Frédéric Devreese (1994)
Tôn-Thất Tiết (1995)
Bruno Coulais (1996)
Simon Fisher Turner (1998)
Rachel Portman (1999)
Tan Dun (2000)
Vladimír Godár (2001)
Howard Shore (2002)
Zygmunt Konieczny (2003)
Miguel Miranda and José Tobar (2004)
Stephen Warbeck (2005)
Tony Gatlif and Delphine Mantoulet (2006)
Benny Andersson (2007)
Tolib Shakhidi (2008)
Nathan Larson (2009)
Hong-jip Kim (2010)
Evgueni and Sacha Galperine (2011)
Olivier Assayas (2012)
Lim Giong (2013)
Boris Debackere (2014)
Johnnie Burn (2015)
Johnny Jewel (2016)
Ingrid Bergman (1976)
Diana Ross (1976)
Henri Langlois (1977)
Jacques Tati (1977)
Robert Dorfmann (1978)
René Goscinny (1978)
Marcel Carné (1979)
Charles Vanel (1979)
Walt Disney (1979)
Pierre Braunberger (1980)
Louis de Funès
Louis de Funès (1980)
Kirk Douglas (1980)
Marcel Pagnol (1981)
Alain Resnais (1981)
Georges Dancigers (1982)
Alexandre Mnouchkine (1982)
Jean Nény (1982)

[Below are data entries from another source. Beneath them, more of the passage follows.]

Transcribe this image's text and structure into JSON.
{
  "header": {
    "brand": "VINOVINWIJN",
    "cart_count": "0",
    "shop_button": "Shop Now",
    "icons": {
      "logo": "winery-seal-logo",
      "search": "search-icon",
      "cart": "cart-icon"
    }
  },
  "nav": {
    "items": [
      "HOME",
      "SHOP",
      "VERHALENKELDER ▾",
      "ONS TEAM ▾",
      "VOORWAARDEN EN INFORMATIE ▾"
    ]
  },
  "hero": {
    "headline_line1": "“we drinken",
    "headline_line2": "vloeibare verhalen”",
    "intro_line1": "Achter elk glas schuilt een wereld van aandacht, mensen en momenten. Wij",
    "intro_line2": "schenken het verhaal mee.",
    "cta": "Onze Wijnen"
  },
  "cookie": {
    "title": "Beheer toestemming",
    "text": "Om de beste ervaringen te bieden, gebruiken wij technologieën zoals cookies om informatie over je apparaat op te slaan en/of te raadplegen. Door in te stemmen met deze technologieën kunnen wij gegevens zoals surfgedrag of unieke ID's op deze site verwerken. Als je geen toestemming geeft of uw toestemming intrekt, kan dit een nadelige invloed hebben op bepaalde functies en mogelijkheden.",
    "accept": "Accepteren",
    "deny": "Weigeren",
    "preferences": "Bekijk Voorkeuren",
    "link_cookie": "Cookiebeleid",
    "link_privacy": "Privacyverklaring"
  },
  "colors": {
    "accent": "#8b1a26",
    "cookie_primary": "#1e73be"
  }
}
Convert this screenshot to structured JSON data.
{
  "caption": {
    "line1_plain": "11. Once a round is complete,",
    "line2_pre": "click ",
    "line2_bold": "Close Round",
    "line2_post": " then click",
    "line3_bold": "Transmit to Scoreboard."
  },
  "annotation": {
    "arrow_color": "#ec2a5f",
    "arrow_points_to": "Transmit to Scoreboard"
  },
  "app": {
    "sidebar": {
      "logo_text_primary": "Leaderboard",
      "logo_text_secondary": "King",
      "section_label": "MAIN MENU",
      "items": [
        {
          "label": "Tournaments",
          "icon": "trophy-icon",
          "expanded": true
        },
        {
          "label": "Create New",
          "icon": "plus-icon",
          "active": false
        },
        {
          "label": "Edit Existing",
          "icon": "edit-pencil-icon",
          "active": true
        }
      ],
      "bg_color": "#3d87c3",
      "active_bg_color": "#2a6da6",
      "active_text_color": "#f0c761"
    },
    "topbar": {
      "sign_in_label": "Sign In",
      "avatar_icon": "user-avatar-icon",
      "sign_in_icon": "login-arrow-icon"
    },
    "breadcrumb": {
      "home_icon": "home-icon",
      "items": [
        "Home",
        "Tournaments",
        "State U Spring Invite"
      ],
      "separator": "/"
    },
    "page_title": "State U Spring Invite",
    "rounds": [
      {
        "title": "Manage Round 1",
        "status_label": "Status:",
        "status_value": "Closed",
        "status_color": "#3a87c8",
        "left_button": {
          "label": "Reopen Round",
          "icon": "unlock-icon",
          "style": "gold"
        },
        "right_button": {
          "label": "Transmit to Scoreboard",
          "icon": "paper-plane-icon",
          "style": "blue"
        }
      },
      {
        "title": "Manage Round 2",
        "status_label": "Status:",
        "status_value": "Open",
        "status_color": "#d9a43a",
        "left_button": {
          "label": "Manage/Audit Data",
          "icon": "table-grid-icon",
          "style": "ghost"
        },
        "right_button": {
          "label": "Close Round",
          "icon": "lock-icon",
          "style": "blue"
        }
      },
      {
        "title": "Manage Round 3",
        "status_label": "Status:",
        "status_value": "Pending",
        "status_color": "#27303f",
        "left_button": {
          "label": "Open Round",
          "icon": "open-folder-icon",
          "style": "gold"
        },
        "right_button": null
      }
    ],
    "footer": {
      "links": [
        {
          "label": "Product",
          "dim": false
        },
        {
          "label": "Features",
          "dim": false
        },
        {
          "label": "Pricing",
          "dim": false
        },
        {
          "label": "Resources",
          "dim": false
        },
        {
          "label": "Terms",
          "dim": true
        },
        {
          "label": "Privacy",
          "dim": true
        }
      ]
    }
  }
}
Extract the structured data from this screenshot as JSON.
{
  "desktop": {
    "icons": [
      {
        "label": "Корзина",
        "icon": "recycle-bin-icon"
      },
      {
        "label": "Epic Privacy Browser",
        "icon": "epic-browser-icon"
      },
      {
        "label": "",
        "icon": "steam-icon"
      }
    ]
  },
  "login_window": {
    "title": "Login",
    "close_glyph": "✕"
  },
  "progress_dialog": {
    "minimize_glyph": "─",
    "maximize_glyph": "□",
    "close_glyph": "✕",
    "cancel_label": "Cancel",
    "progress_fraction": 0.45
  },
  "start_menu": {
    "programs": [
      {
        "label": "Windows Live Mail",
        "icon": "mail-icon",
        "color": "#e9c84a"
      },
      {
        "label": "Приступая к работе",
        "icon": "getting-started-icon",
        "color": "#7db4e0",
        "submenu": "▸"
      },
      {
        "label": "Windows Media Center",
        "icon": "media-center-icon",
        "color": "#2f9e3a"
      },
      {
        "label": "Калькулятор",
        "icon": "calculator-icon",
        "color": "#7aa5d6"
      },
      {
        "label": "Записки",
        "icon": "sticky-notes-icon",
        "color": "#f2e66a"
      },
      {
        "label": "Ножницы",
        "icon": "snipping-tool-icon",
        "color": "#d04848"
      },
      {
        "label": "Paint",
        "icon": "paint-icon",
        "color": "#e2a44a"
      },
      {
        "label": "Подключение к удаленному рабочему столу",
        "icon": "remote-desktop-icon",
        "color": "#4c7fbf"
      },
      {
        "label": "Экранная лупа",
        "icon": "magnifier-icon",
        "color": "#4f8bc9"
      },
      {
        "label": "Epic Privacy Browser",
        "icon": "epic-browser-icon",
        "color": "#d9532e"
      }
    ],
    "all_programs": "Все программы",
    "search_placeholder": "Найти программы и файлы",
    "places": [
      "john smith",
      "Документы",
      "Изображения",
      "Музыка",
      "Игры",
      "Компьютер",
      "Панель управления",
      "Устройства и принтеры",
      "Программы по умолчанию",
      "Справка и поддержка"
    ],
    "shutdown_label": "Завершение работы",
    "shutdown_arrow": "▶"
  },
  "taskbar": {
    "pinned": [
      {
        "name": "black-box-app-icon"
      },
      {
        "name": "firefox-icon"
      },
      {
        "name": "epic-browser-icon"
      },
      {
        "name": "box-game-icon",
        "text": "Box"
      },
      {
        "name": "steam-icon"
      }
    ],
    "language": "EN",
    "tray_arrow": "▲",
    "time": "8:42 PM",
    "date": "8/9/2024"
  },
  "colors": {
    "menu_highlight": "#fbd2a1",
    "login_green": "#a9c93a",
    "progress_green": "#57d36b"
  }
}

Andrzej Wajda (1982)
René Clément (1984)
Georges de Beauregard (1984)
Edwige Feuillère (1984)
Danielle Darrieux (1985)
Christine Gouze-Rénal (1985)
Alain Poiré (1985)
Maurice Jarre (1986)
Bette Davis (1986)
Jean Delannoy (1986)
René Ferracci (1986)
Claude Lanzmann (1986)
Jean-Luc Godard (1987)
Serge Silberman (1988)
Bernard Blier (1989)
Paul Grimault (1989)
Gérard Philipe (1990)
Jean-Pierre Aumont (1991)
Sophia Loren (1991)
Michèle Morgan (1992)
Sylvester Stallone (1992)
Jean Marais (1993)
Marcello Mastroianni (1993)
Gérard Oury (1993)
Jean Carmet (1994)
Jeanne Moreau (1995)
Gregory Peck (1995)
Steven Spielberg (1995)
Lauren Bacall (1996)
Henri Verneuil (1996)
Charles Aznavour (1997)
Andie MacDowell (1997)
Michael Douglas (1998)
Clint Eastwood (1998)
Jean-Luc Godard (1998)
Pedro Almodóvar (1999)
Johnny Depp (1999)
Jean Rochefort (1999)
Josiane Balasko (2000)
Georges Cravenne (2000)
Jean-Pierre Léaud (2000)
Martin Scorsese (2000)
Darry Cowl (2001)
Charlotte Rampling (2001)
Agnès Varda (2001)
Anouk Aimée (2002)
Jeremy Irons (2002)
Claude Rich (2002)
Bernadette Lafont (2003)
Spike Lee (2003)
Meryl Streep (2003)
Micheline Presle (2004)
Jacques Dutronc (2005)
Will Smith (2005)
Hugh Grant (2006)
Pierre Richard (2006)
Marlène Jobert (2007)
Jude Law (2007)
Jeanne Moreau (2008)
Roberto Benigni (2008)
Dustin Hoffman (2009)
Harrison Ford (2010)
Quentin Tarantino (2011)
Kate Winslet (2012)
Kevin Costner (2013)
Scarlett Johansson (2014)
Sean Penn (2015)
Michael Douglas (2016)
George Clooney (2017)
Penélope Cruz (2018)
French New Wave
Cahiers du Cinéma Directors
Philippe de Broca
Joseph-Marie Lo Duca
Le Coup du Berger (1956)
Le Beau Serge (1958)
Le Signe du Lion (1959)
The 400 Blows
The 400 Blows (1959)
Hiroshima mon amour
Hiroshima mon amour (1959)
Adieu Philippine (1962)
Cléo from 5 to 7
Cléo from 5 to 7 (1962)
La Jetée (1962)
Cahiers du cinéma
Two in the Wave
Two in the Wave (2010 documentary)
ISNI: 0000 0003 6864 6695
BNF: cb11905213z (data)